Indians and Hindustanis
How a three culture people, the Hindustanis of Holland, live next to their cultural cousins, direct Indians from the subcontinent
By Sam Coleman
I enter the hall of the Bijlmeer Sportcentrum, a rambling auditorium that hosts various events for the local community. The reputation of the Bijlmeer as a hard-edged area of Amsterdam, filled with disenfranchised ethnic minorities, is hardly present at this gathering. Almost a thousand guests fill the hall, families, youths and local leaders sit and enjoy the program, laugh and talk casually to themselves. I catch a young woman who is about to ascend the stage-Reshma-who is preparing to perform a modern Indian dance ?Hindu Modernî as her friend informs me. Dressed in a blue Indian dress, a bindi adorning her forehead, I ask her a telling question that cuts to the heart of the matter, that illuminates the very special cultural navigation that the people known as the Hindustani must ply. Asked what she considers herself categorically she giggles and answers with amusement. ?Well Iím a Hindustani, then Dutch and then Surinamer.î Her friend, a young man named Ranesh, declares a different nomenclature. ?Iím Dutch then Hindustani and then Surinamer,î he boldly interjects.
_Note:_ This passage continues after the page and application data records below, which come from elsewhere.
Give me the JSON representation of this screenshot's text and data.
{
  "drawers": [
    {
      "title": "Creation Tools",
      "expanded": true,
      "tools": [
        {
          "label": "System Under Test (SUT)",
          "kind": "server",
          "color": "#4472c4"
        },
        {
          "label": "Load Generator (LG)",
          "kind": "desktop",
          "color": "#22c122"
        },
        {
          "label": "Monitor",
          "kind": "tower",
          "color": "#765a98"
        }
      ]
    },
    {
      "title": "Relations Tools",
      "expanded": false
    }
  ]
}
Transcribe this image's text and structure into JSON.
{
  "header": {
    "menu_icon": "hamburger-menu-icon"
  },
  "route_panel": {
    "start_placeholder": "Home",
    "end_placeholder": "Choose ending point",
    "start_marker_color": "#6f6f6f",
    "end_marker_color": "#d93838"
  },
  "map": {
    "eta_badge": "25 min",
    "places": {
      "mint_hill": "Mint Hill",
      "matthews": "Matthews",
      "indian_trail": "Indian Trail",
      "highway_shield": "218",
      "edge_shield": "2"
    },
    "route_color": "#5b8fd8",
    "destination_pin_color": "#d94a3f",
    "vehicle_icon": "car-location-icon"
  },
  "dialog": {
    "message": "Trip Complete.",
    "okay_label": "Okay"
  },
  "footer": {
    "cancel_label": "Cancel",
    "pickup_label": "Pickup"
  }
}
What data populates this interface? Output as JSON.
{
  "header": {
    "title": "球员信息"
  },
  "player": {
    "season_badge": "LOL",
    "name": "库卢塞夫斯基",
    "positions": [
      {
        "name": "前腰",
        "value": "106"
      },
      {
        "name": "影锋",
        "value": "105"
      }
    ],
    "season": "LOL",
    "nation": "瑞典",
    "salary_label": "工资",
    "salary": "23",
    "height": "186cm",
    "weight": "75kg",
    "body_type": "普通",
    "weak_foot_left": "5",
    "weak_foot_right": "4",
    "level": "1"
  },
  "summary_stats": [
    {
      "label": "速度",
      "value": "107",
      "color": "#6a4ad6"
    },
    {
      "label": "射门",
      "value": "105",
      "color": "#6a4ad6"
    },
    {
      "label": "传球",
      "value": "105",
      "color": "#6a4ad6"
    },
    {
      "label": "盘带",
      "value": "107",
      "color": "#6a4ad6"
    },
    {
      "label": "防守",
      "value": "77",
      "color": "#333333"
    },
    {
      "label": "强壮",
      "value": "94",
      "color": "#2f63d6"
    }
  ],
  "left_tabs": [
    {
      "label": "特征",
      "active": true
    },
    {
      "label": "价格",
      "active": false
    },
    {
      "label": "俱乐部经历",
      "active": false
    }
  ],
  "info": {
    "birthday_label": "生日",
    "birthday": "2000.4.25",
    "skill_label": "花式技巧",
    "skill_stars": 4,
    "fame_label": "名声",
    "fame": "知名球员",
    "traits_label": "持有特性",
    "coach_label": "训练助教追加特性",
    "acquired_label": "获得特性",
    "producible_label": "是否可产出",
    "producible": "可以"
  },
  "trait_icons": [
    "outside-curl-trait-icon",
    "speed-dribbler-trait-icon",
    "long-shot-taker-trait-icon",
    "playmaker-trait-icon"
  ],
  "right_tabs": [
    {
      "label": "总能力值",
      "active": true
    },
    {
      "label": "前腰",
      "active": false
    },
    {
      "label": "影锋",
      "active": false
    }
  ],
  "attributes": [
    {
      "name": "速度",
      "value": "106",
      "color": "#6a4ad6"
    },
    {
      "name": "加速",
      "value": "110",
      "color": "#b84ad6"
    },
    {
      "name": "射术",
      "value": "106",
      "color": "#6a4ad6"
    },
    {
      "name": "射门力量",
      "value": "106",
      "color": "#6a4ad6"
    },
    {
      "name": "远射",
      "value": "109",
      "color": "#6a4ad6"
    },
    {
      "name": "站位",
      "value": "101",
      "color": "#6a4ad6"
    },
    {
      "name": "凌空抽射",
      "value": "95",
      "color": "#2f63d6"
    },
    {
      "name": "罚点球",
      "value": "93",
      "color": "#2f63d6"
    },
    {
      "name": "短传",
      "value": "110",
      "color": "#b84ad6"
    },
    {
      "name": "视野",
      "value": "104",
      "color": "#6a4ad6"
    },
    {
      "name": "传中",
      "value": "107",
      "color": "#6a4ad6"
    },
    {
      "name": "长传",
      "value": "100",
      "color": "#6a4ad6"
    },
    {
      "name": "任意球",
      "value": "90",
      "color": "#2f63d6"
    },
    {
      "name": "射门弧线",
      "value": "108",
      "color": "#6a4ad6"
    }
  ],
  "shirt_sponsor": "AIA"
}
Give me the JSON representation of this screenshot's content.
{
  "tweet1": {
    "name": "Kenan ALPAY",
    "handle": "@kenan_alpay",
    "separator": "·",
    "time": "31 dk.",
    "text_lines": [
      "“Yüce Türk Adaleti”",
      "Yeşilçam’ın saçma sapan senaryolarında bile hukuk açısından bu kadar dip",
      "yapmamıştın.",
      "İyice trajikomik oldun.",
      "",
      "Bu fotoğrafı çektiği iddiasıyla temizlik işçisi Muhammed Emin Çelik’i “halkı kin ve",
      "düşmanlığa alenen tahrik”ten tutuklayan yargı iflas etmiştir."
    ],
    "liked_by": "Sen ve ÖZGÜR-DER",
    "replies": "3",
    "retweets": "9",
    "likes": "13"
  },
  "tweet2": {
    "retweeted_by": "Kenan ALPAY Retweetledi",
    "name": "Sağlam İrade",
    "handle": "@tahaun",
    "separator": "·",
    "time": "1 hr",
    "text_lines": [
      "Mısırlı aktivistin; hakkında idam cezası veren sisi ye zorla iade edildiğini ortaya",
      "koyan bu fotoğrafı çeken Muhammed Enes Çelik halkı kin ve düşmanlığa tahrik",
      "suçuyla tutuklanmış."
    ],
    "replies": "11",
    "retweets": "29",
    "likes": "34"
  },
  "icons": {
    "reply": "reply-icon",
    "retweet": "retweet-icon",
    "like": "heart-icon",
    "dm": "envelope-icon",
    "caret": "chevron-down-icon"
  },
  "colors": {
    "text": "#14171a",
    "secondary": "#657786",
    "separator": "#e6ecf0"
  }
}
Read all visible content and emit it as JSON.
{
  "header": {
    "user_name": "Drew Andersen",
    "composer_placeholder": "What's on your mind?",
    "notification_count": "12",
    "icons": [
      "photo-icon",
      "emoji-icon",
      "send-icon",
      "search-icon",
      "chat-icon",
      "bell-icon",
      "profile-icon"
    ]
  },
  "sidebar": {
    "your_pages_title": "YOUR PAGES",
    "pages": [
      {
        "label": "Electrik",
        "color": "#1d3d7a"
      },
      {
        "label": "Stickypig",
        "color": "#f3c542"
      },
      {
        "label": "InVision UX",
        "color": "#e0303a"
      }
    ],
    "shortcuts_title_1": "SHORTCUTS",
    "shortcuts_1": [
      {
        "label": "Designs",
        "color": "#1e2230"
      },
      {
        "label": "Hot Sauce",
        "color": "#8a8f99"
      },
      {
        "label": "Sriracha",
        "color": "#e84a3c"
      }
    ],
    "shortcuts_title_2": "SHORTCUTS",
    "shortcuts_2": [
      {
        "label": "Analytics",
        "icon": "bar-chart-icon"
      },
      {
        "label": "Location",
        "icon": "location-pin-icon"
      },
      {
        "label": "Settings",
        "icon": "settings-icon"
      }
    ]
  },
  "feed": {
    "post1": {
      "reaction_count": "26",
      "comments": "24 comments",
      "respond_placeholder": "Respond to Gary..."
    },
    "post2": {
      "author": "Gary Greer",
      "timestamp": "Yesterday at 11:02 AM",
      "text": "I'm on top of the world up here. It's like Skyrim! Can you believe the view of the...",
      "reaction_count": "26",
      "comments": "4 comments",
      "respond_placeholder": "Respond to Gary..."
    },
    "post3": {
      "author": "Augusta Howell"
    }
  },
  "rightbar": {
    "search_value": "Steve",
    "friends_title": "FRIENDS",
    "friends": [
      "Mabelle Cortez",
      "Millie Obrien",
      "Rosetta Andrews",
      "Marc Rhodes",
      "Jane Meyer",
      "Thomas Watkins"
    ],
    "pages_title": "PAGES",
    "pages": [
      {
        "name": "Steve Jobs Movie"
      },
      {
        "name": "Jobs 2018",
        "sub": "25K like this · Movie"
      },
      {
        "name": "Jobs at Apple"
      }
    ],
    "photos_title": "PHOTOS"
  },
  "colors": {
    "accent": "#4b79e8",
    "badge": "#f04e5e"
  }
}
A third respondent replies in the reverse, pointing to the perplexing cultural reality that these residents of Holland navigate. These are the Hindustanis, an odd mix of identities that trace their identity to history as much as geography. Emigrating from the North of India more than a hundred years ago, these Indians found their home in the South American country of Suriname, then a colony of the Dutch. Their journey started in 1873 aboard a ship called the Lala Rookh, a passage still commemorated on June 5th in Amsterdam for its significance. They became part of the multi-cultural mix of that surprisingly diverse nation, becoming farmers, merchants and artisans, contributing quietly to the history the jungle state. But with independence of Suriname, all Surinamers were offered the benevolent choice of immigrating to the Netherlands. The Hindustanis, like many of their brethren, schooled in Dutch, took up the challenge and flocked in numbers to the land of tolerance, swelling to tens of thousands in the early 1970s and comprising 30% of the Surinamese population in Holland. And-depending who you ask-their numbers have increased even more rapidly to 300,000 +, making one of the more visible ethnic footprints in the Netherlands. Mostly in ZuidOost and Den Haag, the Hindustanis make a curious tripartite of identity and tradition. ?The Hindustanis that are here are more traditional [than typical Indians], our traditions have progressed in the last 125 years [in India]. But the Hindustanis are adapting to Dutch culture although they are marrying Indians, maybe to keep a connection to the culture,î explained Amar Jyoti, a local ëdirect Indianí journalist & writer who has written books in Punjabi for an audience back home about the Dutch. Her reflection is another element to this saga: the way that direct Indians-Sub-continent nationals who came to the Netherlands like any expat group-views and is viewed by their historical cousins. The two communities interact, praying at the same temples, watching Hindi language broadcast TV in the Netherlands, but it is tantamount to a Frenchman in Quebec: the Quebec French, denied regular cultural contact, tend to be more traditional than even the Frenchman. Frank Schaar, an organizer of Indian events at the Tropen Insitute, concurs that the Hindustanis indeed feel a strong urge to connect with traditional Indian culture. ?In the last five years weíve been getting more Hindustanis who are starting to appreciate this traditional culture. Girls see the Bollywood films, see the dances and they want to learn them so theyíre seeking out gurus to teach them.î He explains further that such gravitation-anthropologically-is a fairly understood pattern. ?India is a very old culture and I think it gives a sense of place when you have so many divisions in your head. The Hindustanis, donít forget, were former farmers from the North and theyíre more traditional.î Soebhash B. Darsan, a 22 year old Hindustan politician Running on the VVD ticket in ZuidOost, put it more directly. ?The problem with our people is if we go to Surinam we are foreigners, if we go to India we are foreigners and here we are allochten.î Holding onto such a rich motif such as Indian arts, culture and language is understandable.